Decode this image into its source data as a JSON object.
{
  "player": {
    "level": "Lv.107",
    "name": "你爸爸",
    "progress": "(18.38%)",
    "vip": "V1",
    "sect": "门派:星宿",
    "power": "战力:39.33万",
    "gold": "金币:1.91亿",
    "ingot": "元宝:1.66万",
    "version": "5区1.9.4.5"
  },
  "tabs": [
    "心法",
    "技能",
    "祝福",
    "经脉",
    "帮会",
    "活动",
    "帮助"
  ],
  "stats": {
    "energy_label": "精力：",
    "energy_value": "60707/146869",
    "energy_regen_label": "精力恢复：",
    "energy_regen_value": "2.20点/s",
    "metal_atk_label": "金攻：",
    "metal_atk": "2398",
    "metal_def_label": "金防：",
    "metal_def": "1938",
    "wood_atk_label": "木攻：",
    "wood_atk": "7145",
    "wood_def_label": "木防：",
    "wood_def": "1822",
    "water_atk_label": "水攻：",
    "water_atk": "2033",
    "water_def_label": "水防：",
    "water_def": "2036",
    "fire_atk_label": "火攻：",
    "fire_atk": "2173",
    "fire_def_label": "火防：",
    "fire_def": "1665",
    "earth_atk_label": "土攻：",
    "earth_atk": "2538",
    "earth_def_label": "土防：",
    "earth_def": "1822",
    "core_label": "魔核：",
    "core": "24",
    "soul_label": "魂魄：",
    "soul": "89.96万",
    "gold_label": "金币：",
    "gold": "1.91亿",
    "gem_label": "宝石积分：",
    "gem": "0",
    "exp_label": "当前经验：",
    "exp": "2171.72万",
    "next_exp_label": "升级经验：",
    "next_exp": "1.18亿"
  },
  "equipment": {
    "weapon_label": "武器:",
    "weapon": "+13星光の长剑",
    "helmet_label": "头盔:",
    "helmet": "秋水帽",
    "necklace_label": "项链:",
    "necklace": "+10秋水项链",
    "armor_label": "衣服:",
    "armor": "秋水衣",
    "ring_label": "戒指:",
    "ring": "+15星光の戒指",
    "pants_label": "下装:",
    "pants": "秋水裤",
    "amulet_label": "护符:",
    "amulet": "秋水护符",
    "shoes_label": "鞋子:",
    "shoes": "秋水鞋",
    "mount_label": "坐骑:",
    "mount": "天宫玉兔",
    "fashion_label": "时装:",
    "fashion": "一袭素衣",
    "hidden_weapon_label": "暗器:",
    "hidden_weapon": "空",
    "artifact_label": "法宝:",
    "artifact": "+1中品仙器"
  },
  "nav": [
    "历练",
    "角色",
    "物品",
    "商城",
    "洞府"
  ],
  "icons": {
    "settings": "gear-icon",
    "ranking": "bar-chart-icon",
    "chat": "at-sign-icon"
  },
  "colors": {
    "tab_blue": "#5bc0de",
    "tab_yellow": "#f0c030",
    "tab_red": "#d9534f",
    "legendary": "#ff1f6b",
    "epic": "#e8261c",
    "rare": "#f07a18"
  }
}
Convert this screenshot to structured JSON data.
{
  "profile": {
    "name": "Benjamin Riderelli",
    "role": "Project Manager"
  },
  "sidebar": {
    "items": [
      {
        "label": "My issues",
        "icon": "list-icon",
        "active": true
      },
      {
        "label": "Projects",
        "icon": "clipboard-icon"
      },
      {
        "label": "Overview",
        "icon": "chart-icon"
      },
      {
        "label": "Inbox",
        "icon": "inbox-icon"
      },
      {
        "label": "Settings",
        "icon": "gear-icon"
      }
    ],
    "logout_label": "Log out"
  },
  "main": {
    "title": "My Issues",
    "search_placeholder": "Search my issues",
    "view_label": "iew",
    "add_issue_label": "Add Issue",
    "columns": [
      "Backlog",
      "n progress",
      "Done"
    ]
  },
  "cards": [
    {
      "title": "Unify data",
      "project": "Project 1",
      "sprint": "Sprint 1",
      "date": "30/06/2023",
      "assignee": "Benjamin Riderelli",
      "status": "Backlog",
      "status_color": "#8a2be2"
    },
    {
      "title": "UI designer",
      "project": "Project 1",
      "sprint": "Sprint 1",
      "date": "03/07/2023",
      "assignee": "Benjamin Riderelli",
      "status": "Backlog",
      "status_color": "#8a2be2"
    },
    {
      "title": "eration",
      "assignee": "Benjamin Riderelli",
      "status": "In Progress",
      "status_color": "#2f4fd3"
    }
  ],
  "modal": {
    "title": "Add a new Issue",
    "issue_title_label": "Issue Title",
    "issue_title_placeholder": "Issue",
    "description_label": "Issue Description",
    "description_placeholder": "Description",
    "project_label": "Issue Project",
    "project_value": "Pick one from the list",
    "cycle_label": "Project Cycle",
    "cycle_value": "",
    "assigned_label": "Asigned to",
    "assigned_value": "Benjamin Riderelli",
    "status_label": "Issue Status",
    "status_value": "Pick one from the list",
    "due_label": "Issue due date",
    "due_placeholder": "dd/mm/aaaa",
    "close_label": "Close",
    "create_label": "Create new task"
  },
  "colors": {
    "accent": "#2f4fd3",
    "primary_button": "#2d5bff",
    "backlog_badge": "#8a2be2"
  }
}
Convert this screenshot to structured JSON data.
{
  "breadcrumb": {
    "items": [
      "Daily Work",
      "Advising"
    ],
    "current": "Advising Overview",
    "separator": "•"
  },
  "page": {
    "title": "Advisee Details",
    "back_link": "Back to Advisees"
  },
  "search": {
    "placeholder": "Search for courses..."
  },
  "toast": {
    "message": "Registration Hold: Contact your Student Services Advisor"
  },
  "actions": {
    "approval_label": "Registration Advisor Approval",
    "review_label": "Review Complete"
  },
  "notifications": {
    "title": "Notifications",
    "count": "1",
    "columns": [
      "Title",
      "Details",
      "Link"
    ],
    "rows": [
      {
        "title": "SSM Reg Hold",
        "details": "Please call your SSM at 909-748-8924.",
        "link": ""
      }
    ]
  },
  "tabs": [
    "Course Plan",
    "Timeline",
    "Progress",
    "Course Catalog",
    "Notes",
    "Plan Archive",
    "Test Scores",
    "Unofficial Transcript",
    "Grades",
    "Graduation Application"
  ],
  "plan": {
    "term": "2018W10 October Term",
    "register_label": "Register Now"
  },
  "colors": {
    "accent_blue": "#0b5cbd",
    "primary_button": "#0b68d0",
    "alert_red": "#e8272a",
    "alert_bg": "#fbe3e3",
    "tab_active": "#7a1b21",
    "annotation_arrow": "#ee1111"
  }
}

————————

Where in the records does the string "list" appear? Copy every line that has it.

Exercise response:
        "icon": "list-icon",
    "project_value": "Pick one from the list",
    "status_value": "Pick one from the list",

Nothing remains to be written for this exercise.